The second reason these words bring tears to my eyes is that resting is the most difficult thing to accomplish! Imagining that the Christian life is about resting is counter-intuitive when all around me screams the imperatives, "Do! Work! Say! Run! Be! Act! Think!" (just to name a few). Rest is illusive and has to be provided for over moving around. Then, there is the rest my soul longs for, outside the angst of a broken, fallen, world. Often times, I join David in Psalm 22:2 in lament, crying out to God, finding no real rest. Just read on down the Facebook news feed if you aren't acquainted with what unrest feels like these days.
Life, work, and rest that does not fully satisfy reminds me every day that I cannot provide that which my soul ultimately longs.
The good news is there is one requirement for the person to whom Jesus is speaking. His invitation implies that those who would come for rest are those weary and carrying heavy burdens, and in context, the burdens of legalism and religiosity. The weights of life press in, even the good ones.

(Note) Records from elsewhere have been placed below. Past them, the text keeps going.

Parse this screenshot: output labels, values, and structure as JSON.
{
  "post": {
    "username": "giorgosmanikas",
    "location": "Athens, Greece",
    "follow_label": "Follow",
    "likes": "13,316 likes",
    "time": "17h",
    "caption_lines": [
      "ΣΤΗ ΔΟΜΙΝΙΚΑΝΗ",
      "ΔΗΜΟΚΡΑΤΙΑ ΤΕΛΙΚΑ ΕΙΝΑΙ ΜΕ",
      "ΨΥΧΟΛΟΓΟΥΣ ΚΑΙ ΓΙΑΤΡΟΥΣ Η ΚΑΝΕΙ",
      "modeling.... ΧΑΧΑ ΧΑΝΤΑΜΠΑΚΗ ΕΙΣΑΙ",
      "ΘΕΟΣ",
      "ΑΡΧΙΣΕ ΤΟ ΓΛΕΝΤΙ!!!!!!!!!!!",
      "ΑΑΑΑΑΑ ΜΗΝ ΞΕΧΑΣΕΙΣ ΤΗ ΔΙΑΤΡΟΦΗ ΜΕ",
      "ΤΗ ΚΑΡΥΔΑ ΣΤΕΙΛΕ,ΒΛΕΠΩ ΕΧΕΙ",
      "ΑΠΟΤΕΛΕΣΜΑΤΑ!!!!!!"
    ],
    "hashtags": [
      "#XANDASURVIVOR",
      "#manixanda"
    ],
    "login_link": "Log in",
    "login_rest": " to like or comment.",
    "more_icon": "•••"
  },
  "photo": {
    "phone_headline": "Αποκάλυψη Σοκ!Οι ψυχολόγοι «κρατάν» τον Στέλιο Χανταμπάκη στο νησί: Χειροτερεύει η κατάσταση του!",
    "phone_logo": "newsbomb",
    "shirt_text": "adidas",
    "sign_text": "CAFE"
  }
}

As a person raised in church and having heard hundreds and hundreds of sermons, my soul is sensitive to what I ought to be doing, pursuing, feeling, and thinking as informed by scripture. Imperatives are constantly informing circumstances. But outside voices are not even the ones that are the loudest. As God has written His law on my heart through the years, my God-given conscious is active. I burden myself with what I know to be true of real, whole-hearted obedience. Knowing how to obey isn't the problem. It is always the execution. I am usually not at the end of not trying--- it is at the end of trying. This is the way I am wired.
What I find interesting is that God uses these things to bring me to the end of myself and to Jesus. There is no amount of work that will satisfy the demands of my Holy Father. My own estimations of effort upon inward reflection will always be unsatisfying. There is no enough. In my personality as a rule-follower (with a false sense of control with a side of wanting to be her own boss, I confess), even if I outwardly obey, pride often follows. Trying to assimilate all the laws of God all the time leaves me weary. Yet this is not what He asks. He says, "Come."
Yet this is where grace -Jesus-, again, finds me--- always falling short, reaching the end of my abilities, welcoming me to repent and pray for increased faith.
Rest is a Person. It is the person who invites and secures a safe place for rest. Jesus also spoke words from Psalm 22, "My God, why have you forsaken me?" right before he provided eternal rest for the souls of men in His death and resurrection. Christ Jesus sat down at the right hand of God the Father, finished with the task of working to the glory of God.
Resting or working, my life is hidden with Christ in God and in His finished work. The thing that Jesus asks is the most difficult to "do". As I travel down the ancient path where the good way is that leads to soul rest (Jeremiah 6:16), the One who leads is gentle and lowly in heart, sympathizing with my weaknesses (Heb. 4). As His words are revealed to little children, it seems such good news that His yoke is easy and His burden is light.
Like the waves washing the shoreline, the Lord continues to work, bringing me to Him. The hope of salvation is entering the rest that is to come, and by the grace of God the Father and the work of the Son and in the fellowship of the Spirit, I will.